• _Exercise description_:
Images excepted, the data below must be repeated exactly.

▬▬▬

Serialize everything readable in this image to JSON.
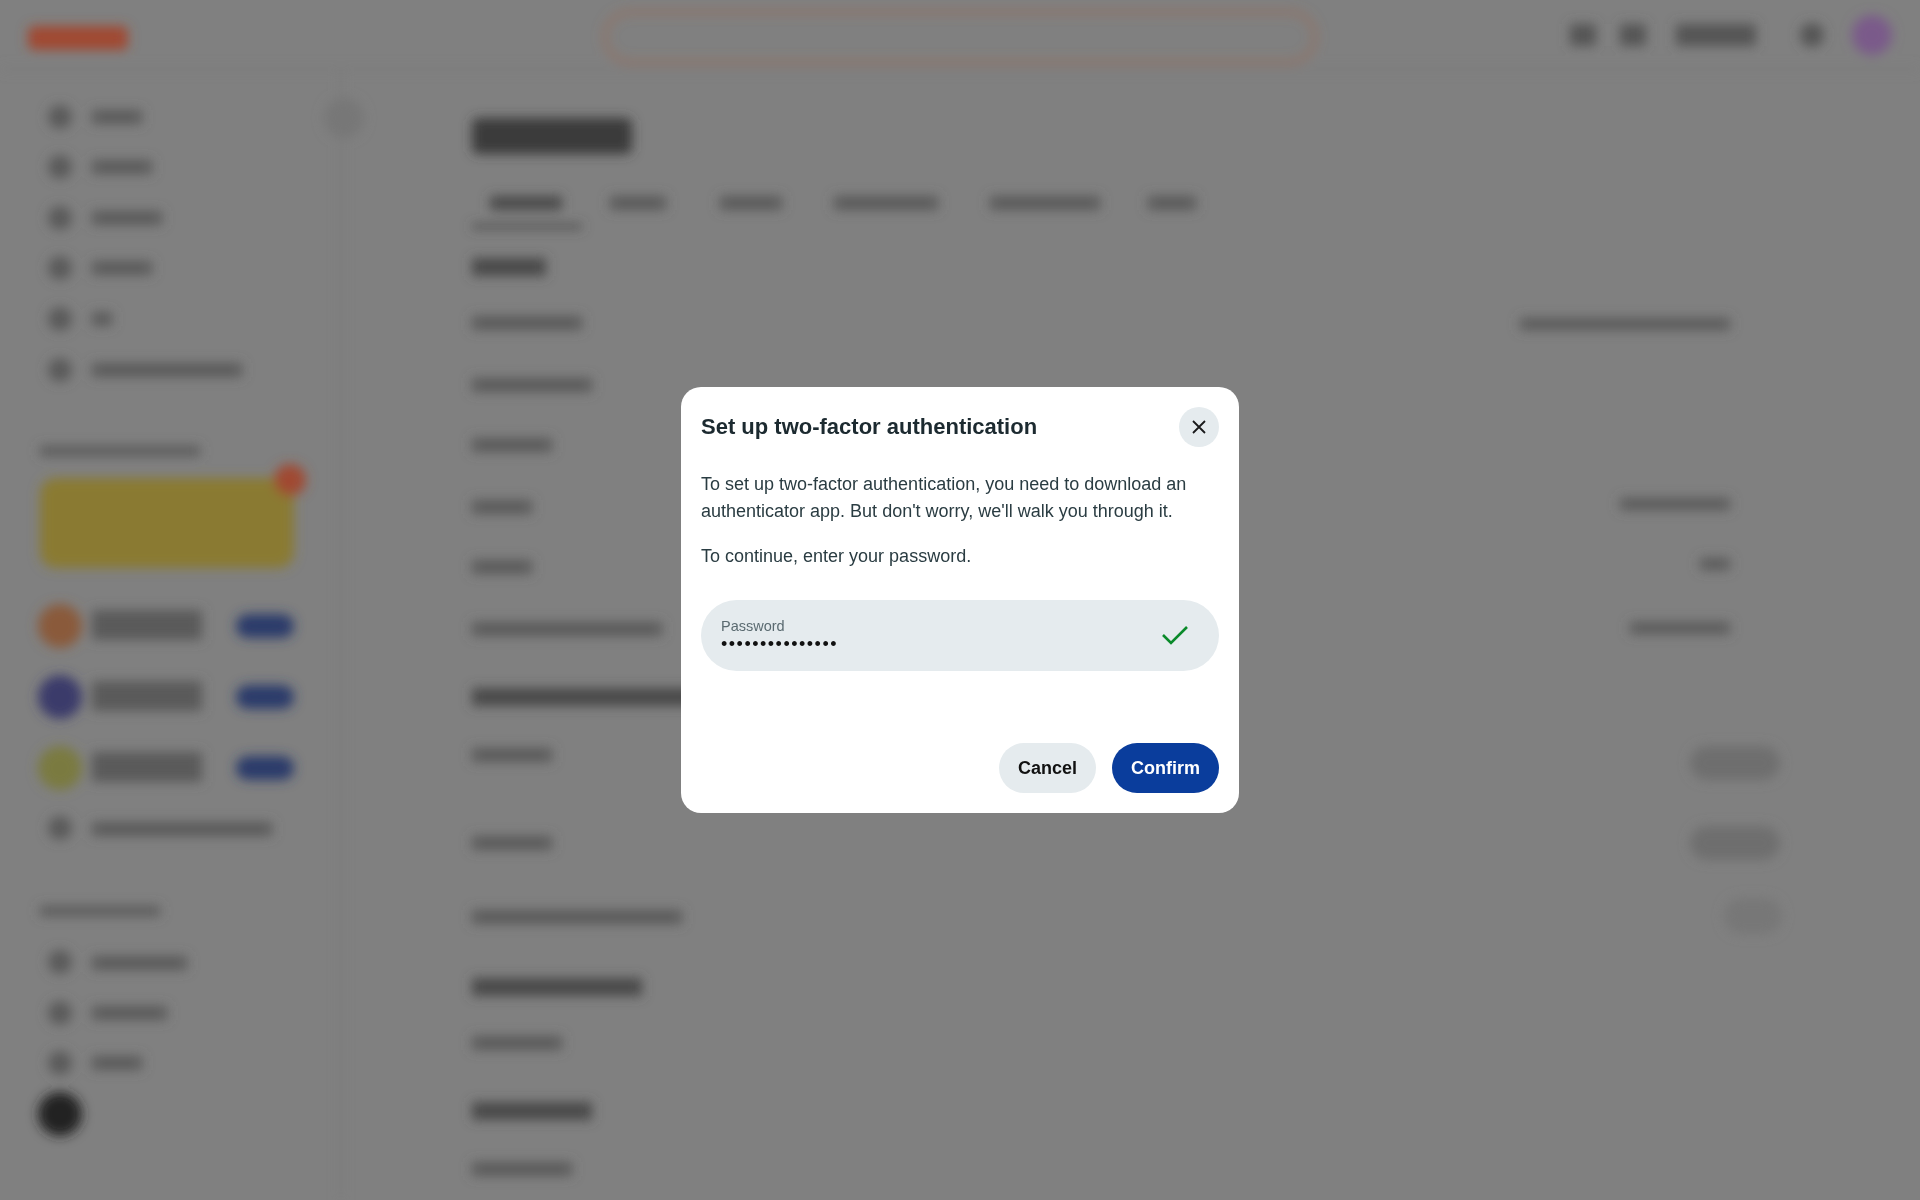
{
  "dialog": {
    "title": "Set up two-factor authentication",
    "paragraphs": [
      "To set up two-factor authentication, you need to download an authenticator app. But don't worry, we'll walk you through it.",
      "To continue, enter your password."
    ],
    "password_field": {
      "label": "Password",
      "value": "•••••••••••••••",
      "valid": true
    },
    "buttons": [
      {
        "label": "Cancel",
        "kind": "secondary"
      },
      {
        "label": "Confirm",
        "kind": "primary"
      }
    ]
  }
}
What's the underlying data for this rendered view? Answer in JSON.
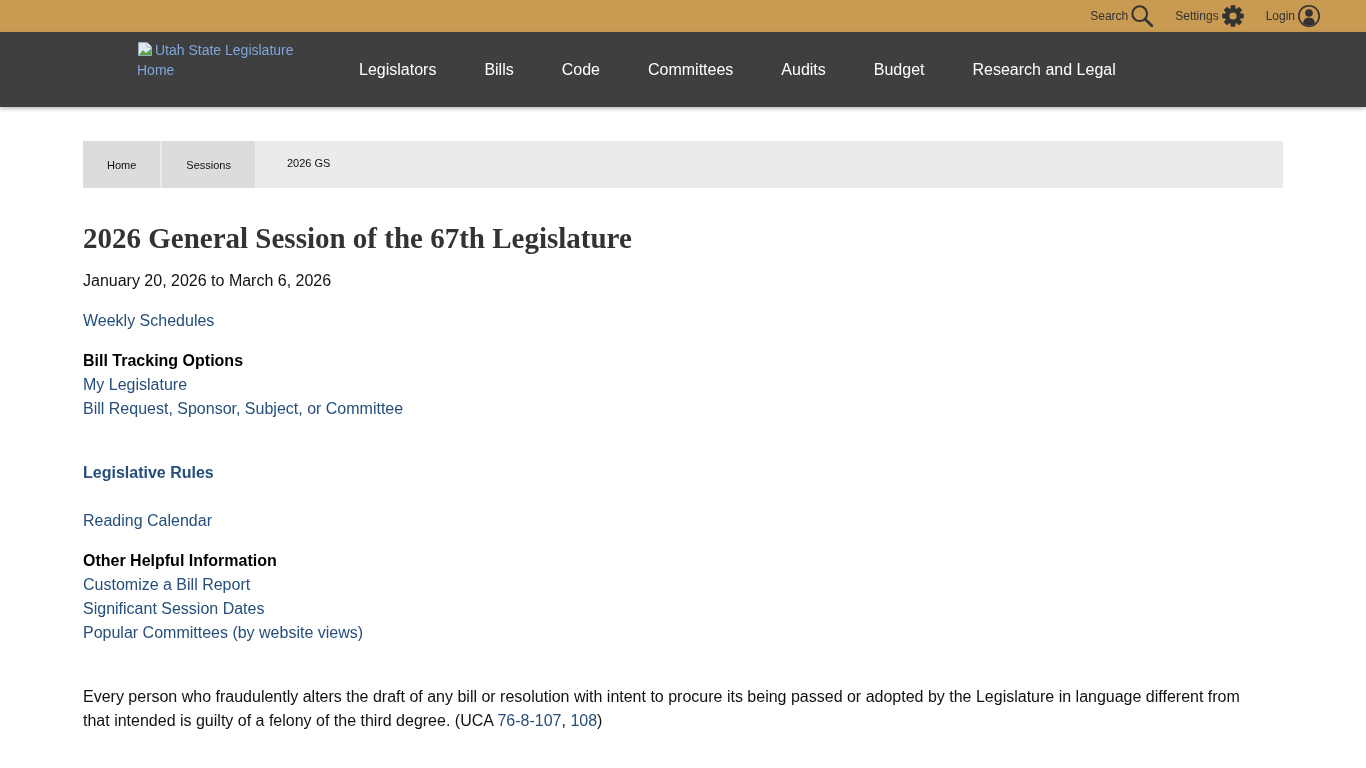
{
  "top_bar": {
    "links": [
      {
        "kind": "search",
        "label": "Search"
      },
      {
        "kind": "settings",
        "label": "Settings"
      },
      {
        "kind": "login",
        "label": "Login"
      }
    ]
  },
  "header": {
    "logo": {
      "alt_text": "Utah State Legislature Home"
    },
    "nav": [
      "Legislators",
      "Bills",
      "Code",
      "Committees",
      "Audits",
      "Budget",
      "Research and Legal"
    ]
  },
  "breadcrumb": [
    {
      "label": "Home",
      "current": false
    },
    {
      "label": "Sessions",
      "current": false
    },
    {
      "label": "2026 GS",
      "current": true
    }
  ],
  "page": {
    "title": "2026 General Session of the 67th Legislature",
    "dates": "January 20, 2026 to March 6, 2026",
    "blocks": [
      {
        "kind": "link",
        "text": "Weekly Schedules"
      },
      {
        "kind": "group",
        "heading": "Bill Tracking Options",
        "links": [
          "My Legislature",
          "Bill Request, Sponsor, Subject, or Committee"
        ]
      },
      {
        "kind": "heading_link",
        "text": "Legislative Rules"
      },
      {
        "kind": "link",
        "text": "Reading Calendar"
      },
      {
        "kind": "group",
        "heading": "Other Helpful Information",
        "links": [
          "Customize a Bill Report",
          "Significant Session Dates",
          "Popular Committees (by website views)"
        ]
      }
    ],
    "notice": [
      {
        "kind": "text",
        "text": "Every person who fraudulently alters the draft of any bill or resolution with intent to procure its being passed or adopted by the Legislature in language different from that intended is guilty of a felony of the third degree. (UCA "
      },
      {
        "kind": "link",
        "text": "76-8-107"
      },
      {
        "kind": "text",
        "text": ", "
      },
      {
        "kind": "link",
        "text": "108"
      },
      {
        "kind": "text",
        "text": ")"
      }
    ]
  }
}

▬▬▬

• _Reply to the task_:
Serialize everything readable in this image to JSON.
{
  "dialog": {
    "title": "Set up two-factor authentication",
    "paragraphs": [
      "To set up two-factor authentication, you need to download an authenticator app. But don't worry, we'll walk you through it.",
      "To continue, enter your password."
    ],
    "password_field": {
      "label": "Password",
      "value": "•••••••••••••••",
      "valid": true
    },
    "buttons": [
      {
        "label": "Cancel",
        "kind": "secondary"
      },
      {
        "label": "Confirm",
        "kind": "primary"
      }
    ]
  }
}
What's the underlying data for this rendered view? Answer in JSON.
{
  "top_bar": {
    "links": [
      {
        "kind": "search",
        "label": "Search"
      },
      {
        "kind": "settings",
        "label": "Settings"
      },
      {
        "kind": "login",
        "label": "Login"
      }
    ]
  },
  "header": {
    "logo": {
      "alt_text": "Utah State Legislature Home"
    },
    "nav": [
      "Legislators",
      "Bills",
      "Code",
      "Committees",
      "Audits",
      "Budget",
      "Research and Legal"
    ]
  },
  "breadcrumb": [
    {
      "label": "Home",
      "current": false
    },
    {
      "label": "Sessions",
      "current": false
    },
    {
      "label": "2026 GS",
      "current": true
    }
  ],
  "page": {
    "title": "2026 General Session of the 67th Legislature",
    "dates": "January 20, 2026 to March 6, 2026",
    "blocks": [
      {
        "kind": "link",
        "text": "Weekly Schedules"
      },
      {
        "kind": "group",
        "heading": "Bill Tracking Options",
        "links": [
          "My Legislature",
          "Bill Request, Sponsor, Subject, or Committee"
        ]
      },
      {
        "kind": "heading_link",
        "text": "Legislative Rules"
      },
      {
        "kind": "link",
        "text": "Reading Calendar"
      },
      {
        "kind": "group",
        "heading": "Other Helpful Information",
        "links": [
          "Customize a Bill Report",
          "Significant Session Dates",
          "Popular Committees (by website views)"
        ]
      }
    ],
    "notice": [
      {
        "kind": "text",
        "text": "Every person who fraudulently alters the draft of any bill or resolution with intent to procure its being passed or adopted by the Legislature in language different from that intended is guilty of a felony of the third degree. (UCA "
      },
      {
        "kind": "link",
        "text": "76-8-107"
      },
      {
        "kind": "text",
        "text": ", "
      },
      {
        "kind": "link",
        "text": "108"
      },
      {
        "kind": "text",
        "text": ")"
      }
    ]
  }
}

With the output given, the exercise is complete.